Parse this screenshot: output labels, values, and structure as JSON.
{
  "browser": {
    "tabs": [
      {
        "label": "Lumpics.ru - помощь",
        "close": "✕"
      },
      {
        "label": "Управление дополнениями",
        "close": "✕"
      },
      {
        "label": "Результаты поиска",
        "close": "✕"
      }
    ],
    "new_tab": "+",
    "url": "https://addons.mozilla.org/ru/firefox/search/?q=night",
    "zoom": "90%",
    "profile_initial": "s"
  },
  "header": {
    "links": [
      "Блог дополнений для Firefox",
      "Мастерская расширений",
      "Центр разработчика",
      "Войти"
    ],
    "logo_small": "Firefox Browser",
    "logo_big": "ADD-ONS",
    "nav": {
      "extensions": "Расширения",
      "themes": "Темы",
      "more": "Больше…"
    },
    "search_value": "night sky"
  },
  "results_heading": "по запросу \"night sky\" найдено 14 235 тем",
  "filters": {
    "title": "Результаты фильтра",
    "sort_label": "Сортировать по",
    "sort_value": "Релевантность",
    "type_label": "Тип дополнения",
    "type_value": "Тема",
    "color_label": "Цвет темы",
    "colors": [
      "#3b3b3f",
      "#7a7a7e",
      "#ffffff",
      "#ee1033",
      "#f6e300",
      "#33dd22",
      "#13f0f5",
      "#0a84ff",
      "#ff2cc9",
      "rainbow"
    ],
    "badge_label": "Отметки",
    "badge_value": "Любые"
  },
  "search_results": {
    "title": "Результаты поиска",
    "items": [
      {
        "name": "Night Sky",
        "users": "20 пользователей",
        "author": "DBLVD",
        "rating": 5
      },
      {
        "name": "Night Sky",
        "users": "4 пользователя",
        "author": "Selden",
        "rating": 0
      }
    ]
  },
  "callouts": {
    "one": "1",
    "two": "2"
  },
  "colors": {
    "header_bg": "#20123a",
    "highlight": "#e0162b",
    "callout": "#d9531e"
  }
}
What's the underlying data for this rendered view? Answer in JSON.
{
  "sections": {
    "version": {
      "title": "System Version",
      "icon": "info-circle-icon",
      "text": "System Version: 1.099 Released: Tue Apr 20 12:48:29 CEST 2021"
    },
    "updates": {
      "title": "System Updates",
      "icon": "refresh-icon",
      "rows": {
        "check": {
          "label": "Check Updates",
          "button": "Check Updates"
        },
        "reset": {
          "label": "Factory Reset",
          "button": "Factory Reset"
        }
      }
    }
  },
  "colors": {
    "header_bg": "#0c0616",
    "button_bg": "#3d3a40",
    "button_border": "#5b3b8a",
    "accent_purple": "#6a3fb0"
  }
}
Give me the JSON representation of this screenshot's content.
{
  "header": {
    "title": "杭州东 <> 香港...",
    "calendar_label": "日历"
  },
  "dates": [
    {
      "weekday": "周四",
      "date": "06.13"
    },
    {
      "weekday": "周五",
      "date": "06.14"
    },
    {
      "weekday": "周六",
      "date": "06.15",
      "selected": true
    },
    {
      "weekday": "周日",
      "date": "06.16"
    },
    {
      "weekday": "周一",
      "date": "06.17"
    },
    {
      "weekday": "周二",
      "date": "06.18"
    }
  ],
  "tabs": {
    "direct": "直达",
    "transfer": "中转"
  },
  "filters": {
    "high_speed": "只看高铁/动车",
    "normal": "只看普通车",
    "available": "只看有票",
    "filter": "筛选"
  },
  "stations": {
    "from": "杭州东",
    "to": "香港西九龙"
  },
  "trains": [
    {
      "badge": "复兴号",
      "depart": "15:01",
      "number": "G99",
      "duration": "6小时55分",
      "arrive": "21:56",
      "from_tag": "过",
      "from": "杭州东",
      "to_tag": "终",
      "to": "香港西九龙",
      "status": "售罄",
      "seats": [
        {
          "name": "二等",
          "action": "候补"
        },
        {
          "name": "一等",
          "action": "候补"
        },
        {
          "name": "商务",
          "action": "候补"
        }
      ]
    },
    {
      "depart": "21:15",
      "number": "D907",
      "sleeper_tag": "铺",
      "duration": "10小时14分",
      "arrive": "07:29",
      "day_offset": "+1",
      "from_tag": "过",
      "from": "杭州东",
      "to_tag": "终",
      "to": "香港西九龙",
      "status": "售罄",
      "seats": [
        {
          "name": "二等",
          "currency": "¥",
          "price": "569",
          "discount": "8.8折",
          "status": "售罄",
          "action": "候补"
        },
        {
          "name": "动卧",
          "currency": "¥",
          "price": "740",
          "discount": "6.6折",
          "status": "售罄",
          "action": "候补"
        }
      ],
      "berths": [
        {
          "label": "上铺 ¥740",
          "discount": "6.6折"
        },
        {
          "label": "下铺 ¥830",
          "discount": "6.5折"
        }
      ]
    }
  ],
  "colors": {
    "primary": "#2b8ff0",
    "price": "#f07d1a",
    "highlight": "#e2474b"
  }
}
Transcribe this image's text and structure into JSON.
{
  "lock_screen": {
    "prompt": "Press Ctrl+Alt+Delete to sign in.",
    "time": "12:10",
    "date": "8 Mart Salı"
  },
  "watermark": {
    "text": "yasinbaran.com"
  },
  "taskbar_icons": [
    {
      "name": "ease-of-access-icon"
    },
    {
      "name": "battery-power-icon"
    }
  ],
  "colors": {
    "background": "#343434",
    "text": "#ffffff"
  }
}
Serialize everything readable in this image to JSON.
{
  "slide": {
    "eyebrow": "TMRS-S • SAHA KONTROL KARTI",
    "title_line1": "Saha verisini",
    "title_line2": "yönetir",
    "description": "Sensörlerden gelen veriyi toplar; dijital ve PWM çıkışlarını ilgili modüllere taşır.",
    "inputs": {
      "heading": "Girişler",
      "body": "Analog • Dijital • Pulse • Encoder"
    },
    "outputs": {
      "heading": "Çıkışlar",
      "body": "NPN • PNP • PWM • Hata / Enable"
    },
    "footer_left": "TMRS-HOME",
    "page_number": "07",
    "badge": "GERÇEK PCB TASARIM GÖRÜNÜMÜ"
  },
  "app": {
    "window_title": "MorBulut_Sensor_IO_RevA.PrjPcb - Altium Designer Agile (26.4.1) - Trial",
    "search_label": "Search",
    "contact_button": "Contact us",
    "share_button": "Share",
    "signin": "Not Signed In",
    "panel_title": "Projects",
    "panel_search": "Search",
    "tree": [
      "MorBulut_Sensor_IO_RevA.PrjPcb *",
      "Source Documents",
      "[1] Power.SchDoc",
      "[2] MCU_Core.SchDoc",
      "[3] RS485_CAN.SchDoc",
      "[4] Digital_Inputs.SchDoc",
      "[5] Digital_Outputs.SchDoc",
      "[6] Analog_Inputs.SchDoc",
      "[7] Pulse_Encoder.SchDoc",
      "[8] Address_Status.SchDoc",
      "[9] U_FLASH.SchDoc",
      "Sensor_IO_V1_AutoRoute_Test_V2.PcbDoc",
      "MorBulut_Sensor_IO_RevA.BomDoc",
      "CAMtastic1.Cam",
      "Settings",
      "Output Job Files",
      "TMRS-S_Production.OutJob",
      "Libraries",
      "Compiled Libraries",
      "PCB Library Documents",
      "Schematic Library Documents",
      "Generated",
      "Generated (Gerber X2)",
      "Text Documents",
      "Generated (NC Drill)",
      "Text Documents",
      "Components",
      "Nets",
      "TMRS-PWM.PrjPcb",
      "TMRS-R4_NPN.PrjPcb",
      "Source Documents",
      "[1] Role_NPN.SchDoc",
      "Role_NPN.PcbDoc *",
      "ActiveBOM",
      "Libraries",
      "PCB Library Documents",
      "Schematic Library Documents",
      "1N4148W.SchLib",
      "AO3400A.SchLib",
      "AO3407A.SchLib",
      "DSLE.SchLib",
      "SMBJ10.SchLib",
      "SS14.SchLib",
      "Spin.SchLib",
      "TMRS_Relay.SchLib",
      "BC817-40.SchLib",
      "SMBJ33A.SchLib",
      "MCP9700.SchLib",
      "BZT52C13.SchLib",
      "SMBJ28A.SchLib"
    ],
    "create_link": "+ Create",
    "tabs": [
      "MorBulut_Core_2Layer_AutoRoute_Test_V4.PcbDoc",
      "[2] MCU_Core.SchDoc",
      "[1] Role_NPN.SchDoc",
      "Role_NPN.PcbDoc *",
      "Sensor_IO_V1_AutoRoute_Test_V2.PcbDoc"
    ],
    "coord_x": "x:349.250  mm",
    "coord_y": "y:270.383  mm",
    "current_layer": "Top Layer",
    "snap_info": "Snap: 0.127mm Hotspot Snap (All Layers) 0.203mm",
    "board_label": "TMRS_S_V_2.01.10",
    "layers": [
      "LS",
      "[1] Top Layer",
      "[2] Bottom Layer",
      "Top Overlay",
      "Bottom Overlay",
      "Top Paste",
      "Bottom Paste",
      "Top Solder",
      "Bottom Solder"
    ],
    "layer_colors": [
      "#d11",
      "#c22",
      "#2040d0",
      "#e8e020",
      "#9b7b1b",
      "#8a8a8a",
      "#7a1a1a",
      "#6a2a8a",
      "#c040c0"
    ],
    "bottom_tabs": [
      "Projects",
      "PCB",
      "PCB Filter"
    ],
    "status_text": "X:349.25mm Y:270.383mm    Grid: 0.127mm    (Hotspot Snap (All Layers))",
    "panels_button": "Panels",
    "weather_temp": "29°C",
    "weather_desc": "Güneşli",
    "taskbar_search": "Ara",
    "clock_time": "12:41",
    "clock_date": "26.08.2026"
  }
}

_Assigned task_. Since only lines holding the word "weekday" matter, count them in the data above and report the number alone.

_Solved exercise_. 6